    “Another may be producers charged with combing the live world online to find interesting stuff (that won’t scale, though).”

    Why not? In fact, maybe it doesn’t need to. Maybe you just need 10 or 20 or (put x here) people to do that before you will have exhausted all the interesting live stuff.

  • http://www.buzzmachine.com Jeff Jarvis

    Not by the time this scales and goes at the speed of live. The original Yahoo didn’t scale for just this reason. They couldn’t keep up when it wasn’t live.

  • http://www.infonews.co.nz Fraser Mills

    So when everyone is broadcasting live what are you really searching for or trying to solve?

    I imagine there will be plenty of meta data for live video by topic and location. It will be easy to find live feeds which are very popular and have a large number of viewers. Maybe you can even search by heart rate?

    But when everyone is live, important news to you will come from people in your social network. Any breaking news relevant to you will surely spread through your social network quickly.

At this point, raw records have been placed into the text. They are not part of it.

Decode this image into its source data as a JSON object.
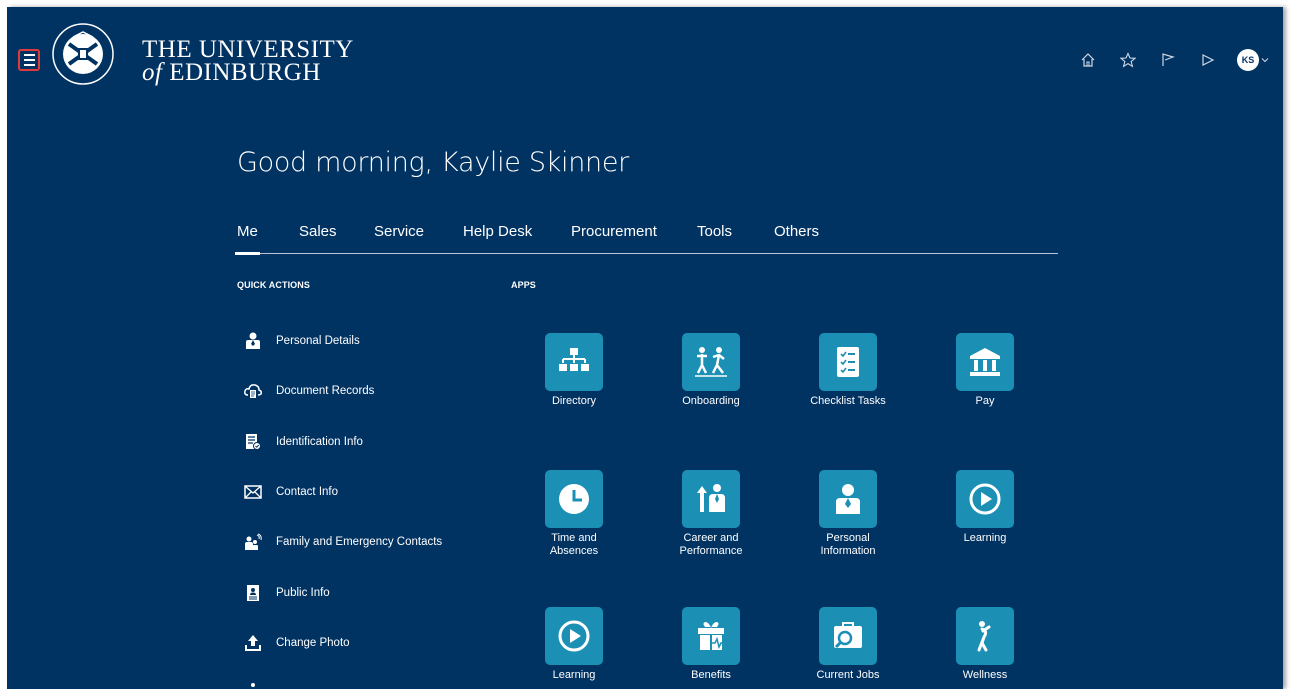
{
  "header": {
    "university_line1": "THE UNIVERSITY",
    "university_line2_of": "of",
    "university_line2_rest": " EDINBURGH",
    "avatar_initials": "KS"
  },
  "greeting": "Good morning, Kaylie Skinner",
  "tabs": [
    {
      "label": "Me"
    },
    {
      "label": "Sales"
    },
    {
      "label": "Service"
    },
    {
      "label": "Help Desk"
    },
    {
      "label": "Procurement"
    },
    {
      "label": "Tools"
    },
    {
      "label": "Others"
    }
  ],
  "quick_actions": {
    "title": "QUICK ACTIONS",
    "items": [
      {
        "label": "Personal Details",
        "icon": "person-icon"
      },
      {
        "label": "Document Records",
        "icon": "document-cloud-icon"
      },
      {
        "label": "Identification Info",
        "icon": "id-document-icon"
      },
      {
        "label": "Contact Info",
        "icon": "envelope-icon"
      },
      {
        "label": "Family and Emergency Contacts",
        "icon": "family-icon"
      },
      {
        "label": "Public Info",
        "icon": "badge-icon"
      },
      {
        "label": "Change Photo",
        "icon": "upload-icon"
      }
    ]
  },
  "apps": {
    "title": "APPS",
    "items": [
      {
        "label": "Directory",
        "icon": "org-chart-icon"
      },
      {
        "label": "Onboarding",
        "icon": "onboarding-icon"
      },
      {
        "label": "Checklist Tasks",
        "icon": "checklist-icon"
      },
      {
        "label": "Pay",
        "icon": "bank-icon"
      },
      {
        "label": "Time and\nAbsences",
        "icon": "clock-icon"
      },
      {
        "label": "Career and\nPerformance",
        "icon": "career-icon"
      },
      {
        "label": "Personal\nInformation",
        "icon": "person-icon"
      },
      {
        "label": "Learning",
        "icon": "play-circle-icon"
      },
      {
        "label": "Learning",
        "icon": "play-circle-icon"
      },
      {
        "label": "Benefits",
        "icon": "gift-icon"
      },
      {
        "label": "Current Jobs",
        "icon": "job-search-icon"
      },
      {
        "label": "Wellness",
        "icon": "wellness-icon"
      }
    ]
  }
}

    I feel there are few breaking news events that will make me wont to stop what I am doing right now and start watching. And for those that are big enough it is very much a case of knowing the news will come to me anyway.